- PROBLEM TO WORK ON: Line by line, retype the data exactly as it is given.

Items from a data source
• • • •

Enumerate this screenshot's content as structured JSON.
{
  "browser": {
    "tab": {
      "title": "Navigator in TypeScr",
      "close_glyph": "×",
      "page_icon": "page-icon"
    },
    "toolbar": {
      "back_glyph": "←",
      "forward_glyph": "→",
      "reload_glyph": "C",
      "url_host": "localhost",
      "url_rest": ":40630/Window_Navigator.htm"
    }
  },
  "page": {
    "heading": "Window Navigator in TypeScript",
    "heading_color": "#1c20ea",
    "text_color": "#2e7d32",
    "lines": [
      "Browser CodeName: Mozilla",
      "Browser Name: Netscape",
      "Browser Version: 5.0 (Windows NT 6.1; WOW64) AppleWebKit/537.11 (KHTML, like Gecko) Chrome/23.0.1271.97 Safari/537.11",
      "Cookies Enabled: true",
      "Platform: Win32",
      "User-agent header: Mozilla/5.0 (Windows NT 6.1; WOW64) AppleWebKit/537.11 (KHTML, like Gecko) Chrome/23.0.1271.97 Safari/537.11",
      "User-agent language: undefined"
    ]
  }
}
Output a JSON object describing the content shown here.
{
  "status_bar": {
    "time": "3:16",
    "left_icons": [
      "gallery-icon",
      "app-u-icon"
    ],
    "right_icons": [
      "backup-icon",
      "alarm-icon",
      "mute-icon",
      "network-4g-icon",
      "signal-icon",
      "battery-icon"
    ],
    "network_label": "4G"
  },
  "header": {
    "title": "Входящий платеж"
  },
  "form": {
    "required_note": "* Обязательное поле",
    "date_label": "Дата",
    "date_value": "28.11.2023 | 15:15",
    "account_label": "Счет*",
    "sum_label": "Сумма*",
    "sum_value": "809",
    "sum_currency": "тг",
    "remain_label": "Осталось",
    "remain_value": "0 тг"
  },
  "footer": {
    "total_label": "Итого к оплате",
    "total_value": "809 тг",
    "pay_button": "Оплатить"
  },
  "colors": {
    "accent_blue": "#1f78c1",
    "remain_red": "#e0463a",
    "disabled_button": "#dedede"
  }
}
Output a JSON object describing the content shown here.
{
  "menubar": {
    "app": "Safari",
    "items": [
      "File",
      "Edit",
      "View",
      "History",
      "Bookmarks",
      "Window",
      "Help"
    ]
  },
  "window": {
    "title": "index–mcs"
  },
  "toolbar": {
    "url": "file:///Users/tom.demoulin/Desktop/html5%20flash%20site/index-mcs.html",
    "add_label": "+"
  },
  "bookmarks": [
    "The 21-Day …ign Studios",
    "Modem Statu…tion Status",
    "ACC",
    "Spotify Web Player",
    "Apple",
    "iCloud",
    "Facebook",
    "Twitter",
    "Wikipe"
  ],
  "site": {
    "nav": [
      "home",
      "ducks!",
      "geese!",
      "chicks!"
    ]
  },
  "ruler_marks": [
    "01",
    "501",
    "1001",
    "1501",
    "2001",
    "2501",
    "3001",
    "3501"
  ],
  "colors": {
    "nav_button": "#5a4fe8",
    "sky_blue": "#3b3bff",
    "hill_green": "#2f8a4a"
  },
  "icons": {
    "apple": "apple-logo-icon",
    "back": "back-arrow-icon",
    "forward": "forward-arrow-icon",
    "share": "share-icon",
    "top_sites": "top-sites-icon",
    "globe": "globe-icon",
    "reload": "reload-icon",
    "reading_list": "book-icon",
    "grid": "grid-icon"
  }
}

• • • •

- REPLY TO THE EXERCISE:
Enumerate this screenshot's content as structured JSON.
{
  "browser": {
    "tab": {
      "title": "Navigator in TypeScr",
      "close_glyph": "×",
      "page_icon": "page-icon"
    },
    "toolbar": {
      "back_glyph": "←",
      "forward_glyph": "→",
      "reload_glyph": "C",
      "url_host": "localhost",
      "url_rest": ":40630/Window_Navigator.htm"
    }
  },
  "page": {
    "heading": "Window Navigator in TypeScript",
    "heading_color": "#1c20ea",
    "text_color": "#2e7d32",
    "lines": [
      "Browser CodeName: Mozilla",
      "Browser Name: Netscape",
      "Browser Version: 5.0 (Windows NT 6.1; WOW64) AppleWebKit/537.11 (KHTML, like Gecko) Chrome/23.0.1271.97 Safari/537.11",
      "Cookies Enabled: true",
      "Platform: Win32",
      "User-agent header: Mozilla/5.0 (Windows NT 6.1; WOW64) AppleWebKit/537.11 (KHTML, like Gecko) Chrome/23.0.1271.97 Safari/537.11",
      "User-agent language: undefined"
    ]
  }
}
Output a JSON object describing the content shown here.
{
  "status_bar": {
    "time": "3:16",
    "left_icons": [
      "gallery-icon",
      "app-u-icon"
    ],
    "right_icons": [
      "backup-icon",
      "alarm-icon",
      "mute-icon",
      "network-4g-icon",
      "signal-icon",
      "battery-icon"
    ],
    "network_label": "4G"
  },
  "header": {
    "title": "Входящий платеж"
  },
  "form": {
    "required_note": "* Обязательное поле",
    "date_label": "Дата",
    "date_value": "28.11.2023 | 15:15",
    "account_label": "Счет*",
    "sum_label": "Сумма*",
    "sum_value": "809",
    "sum_currency": "тг",
    "remain_label": "Осталось",
    "remain_value": "0 тг"
  },
  "footer": {
    "total_label": "Итого к оплате",
    "total_value": "809 тг",
    "pay_button": "Оплатить"
  },
  "colors": {
    "accent_blue": "#1f78c1",
    "remain_red": "#e0463a",
    "disabled_button": "#dedede"
  }
}
Output a JSON object describing the content shown here.
{
  "menubar": {
    "app": "Safari",
    "items": [
      "File",
      "Edit",
      "View",
      "History",
      "Bookmarks",
      "Window",
      "Help"
    ]
  },
  "window": {
    "title": "index–mcs"
  },
  "toolbar": {
    "url": "file:///Users/tom.demoulin/Desktop/html5%20flash%20site/index-mcs.html",
    "add_label": "+"
  },
  "bookmarks": [
    "The 21-Day …ign Studios",
    "Modem Statu…tion Status",
    "ACC",
    "Spotify Web Player",
    "Apple",
    "iCloud",
    "Facebook",
    "Twitter",
    "Wikipe"
  ],
  "site": {
    "nav": [
      "home",
      "ducks!",
      "geese!",
      "chicks!"
    ]
  },
  "ruler_marks": [
    "01",
    "501",
    "1001",
    "1501",
    "2001",
    "2501",
    "3001",
    "3501"
  ],
  "colors": {
    "nav_button": "#5a4fe8",
    "sky_blue": "#3b3bff",
    "hill_green": "#2f8a4a"
  },
  "icons": {
    "apple": "apple-logo-icon",
    "back": "back-arrow-icon",
    "forward": "forward-arrow-icon",
    "share": "share-icon",
    "top_sites": "top-sites-icon",
    "globe": "globe-icon",
    "reload": "reload-icon",
    "reading_list": "book-icon",
    "grid": "grid-icon"
  }
}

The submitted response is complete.